They don’t operate like western platforms – the advertising is different; the sales triggers are different and the look and feel is different.
If you want to do a simple proof of concept, then find someone with a WeChat reach of around 100,000 and pay them to advertise to their reach. I deliberately chose a lower reach figure for the proof of concept because if you need to tweak the message then not ruining a large pool of prospective buyers make a lot more sense.
WeChat is the second most popular social media platform in the world and it dominate the entire population in China with around 1.1 billion registered accounts and 820 million regular (more than once a month) users.

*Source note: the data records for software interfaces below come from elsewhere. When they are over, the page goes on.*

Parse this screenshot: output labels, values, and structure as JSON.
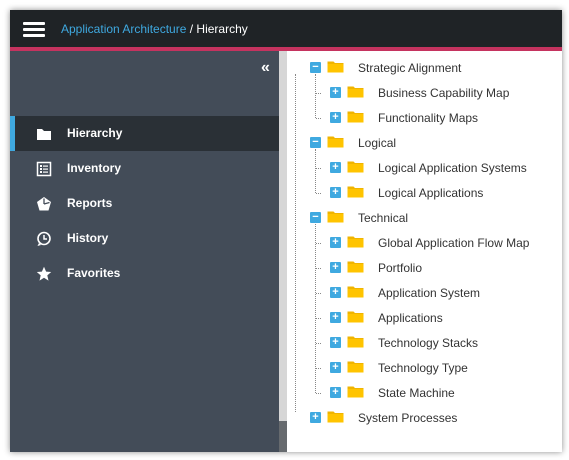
{
  "header": {
    "breadcrumb_parent": "Application Architecture",
    "breadcrumb_separator": " / ",
    "breadcrumb_current": "Hierarchy"
  },
  "sidebar": {
    "collapse_glyph": "«",
    "items": [
      {
        "label": "Hierarchy",
        "icon": "folder-icon",
        "active": true
      },
      {
        "label": "Inventory",
        "icon": "list-icon",
        "active": false
      },
      {
        "label": "Reports",
        "icon": "chart-icon",
        "active": false
      },
      {
        "label": "History",
        "icon": "history-icon",
        "active": false
      },
      {
        "label": "Favorites",
        "icon": "star-icon",
        "active": false
      }
    ]
  },
  "tree": {
    "groups": [
      {
        "label": "Strategic Alignment",
        "expanded": true,
        "children": [
          "Business Capability Map",
          "Functionality Maps"
        ]
      },
      {
        "label": "Logical",
        "expanded": true,
        "children": [
          "Logical Application Systems",
          "Logical Applications"
        ]
      },
      {
        "label": "Technical",
        "expanded": true,
        "children": [
          "Global Application Flow Map",
          "Portfolio",
          "Application System",
          "Applications",
          "Technology Stacks",
          "Technology Type",
          "State Machine"
        ]
      },
      {
        "label": "System Processes",
        "expanded": false,
        "children": []
      }
    ]
  },
  "colors": {
    "topbar": "#1f2326",
    "accent": "#c5335f",
    "sidebar": "#434c58",
    "active_item": "#2a3036",
    "link": "#3fa9e0",
    "folder": "#f0b400"
  }
}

Those are big numbers, but what is more surprising is just how addicted the populace is to the WeChat world – sit in a coffee bar for 10 minutes and see how many people are sitting drinking coffee staring into space – you’ll be lucky to see one – everyone is checking their WeChat messages – it is a gorilla in the zoo of social media and it’s an incredibly powerful platform to get a marketing message out into.
It also fits into the cost-effective battle-plan for seeing if what you have is worth selling in China – it offers a mechanism to get the product analysed in the university of cash-register market research – if you get a positive response from a test market proof of concept then it is likely that you will be able to leverage what you learn into a viable product or service.

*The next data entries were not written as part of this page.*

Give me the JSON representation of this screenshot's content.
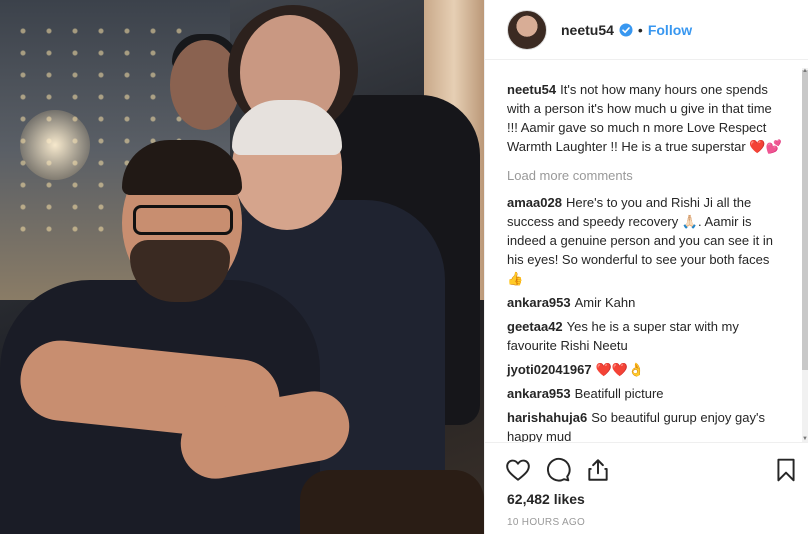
{
  "post": {
    "username": "neetu54",
    "follow_label": "Follow",
    "separator": "•",
    "caption": {
      "user": "neetu54",
      "text": "It's not how many hours one spends with a person it's how much u give in that time !!! Aamir gave so much n more Love Respect Warmth Laughter !! He is a true superstar ❤️💕"
    },
    "load_more": "Load more comments",
    "comments": [
      {
        "user": "amaa028",
        "text": "Here's to you and Rishi Ji all the success and speedy recovery 🙏🏻. Aamir is indeed a genuine person and you can see it in his eyes! So wonderful to see your both faces👍"
      },
      {
        "user": "ankara953",
        "text": "Amir Kahn"
      },
      {
        "user": "geetaa42",
        "text": "Yes he is a super star with my favourite Rishi Neetu"
      },
      {
        "user": "jyoti02041967",
        "text": "❤️❤️👌"
      },
      {
        "user": "ankara953",
        "text": "Beatifull picture"
      },
      {
        "user": "harishahuja6",
        "text": "So beautiful gurup enjoy gay's happy mud"
      }
    ],
    "likes": "62,482 likes",
    "timestamp": "10 HOURS AGO"
  },
  "icons": {
    "verified": "verified-badge-icon",
    "like": "heart-icon",
    "comment": "comment-bubble-icon",
    "share": "share-icon",
    "save": "bookmark-icon"
  },
  "colors": {
    "follow": "#3897f0",
    "muted": "#999999",
    "text": "#262626"
  }
}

Graduates are another cost-effective way to get the knowledge you need to be successful in the market – you can make it a fun learning experience for a couple of young aspiring ascendants on the corporate ladder.
Learn Chinese, eat great food, meet interesting people and get paid into the bargain.
Since a beachhead has a military connotation play by military rules: get the right intelligence, analyse the battlefield, find out about the enemy troops and make battle plans – because once you start it is a battle. The fact is that China has a huge population and everyone is trying to follow Deng Xiao Pings aphorism – ‘to get rich is glorious’ and you will find that if you have a successful product and carve out a successful niche then you are going to find a million competitors in a very short space of time.
The Chinese market is a live and crackling with energy and enthusiasm – and with people who are prepared to work inordinately hard to establish themselves. Personally, I am amazed at the hours we get phone calls from clients/suppliers/partners – the calls go to midnight and all weekend – there is no concept of a rest – if the business is there then it is a race – a 100-meter race at full speed – and the other side is totally focused on winning the race. Therefore, you need to be ready for the battle once you have established your beachhead and figured out that you have a workable idea.
If you are interested in a pre-release copy of ‘The Dragon Flies’ – How Not To Lose Your Shirt In China’ follow the blog and you will be sent a pre-release opportunity to get the book at indecently reasonable rates.
And if you have any favorite subject you would like covered in the book send me an email:
gavin.crombie at idfglobal.com – you might even get a reply.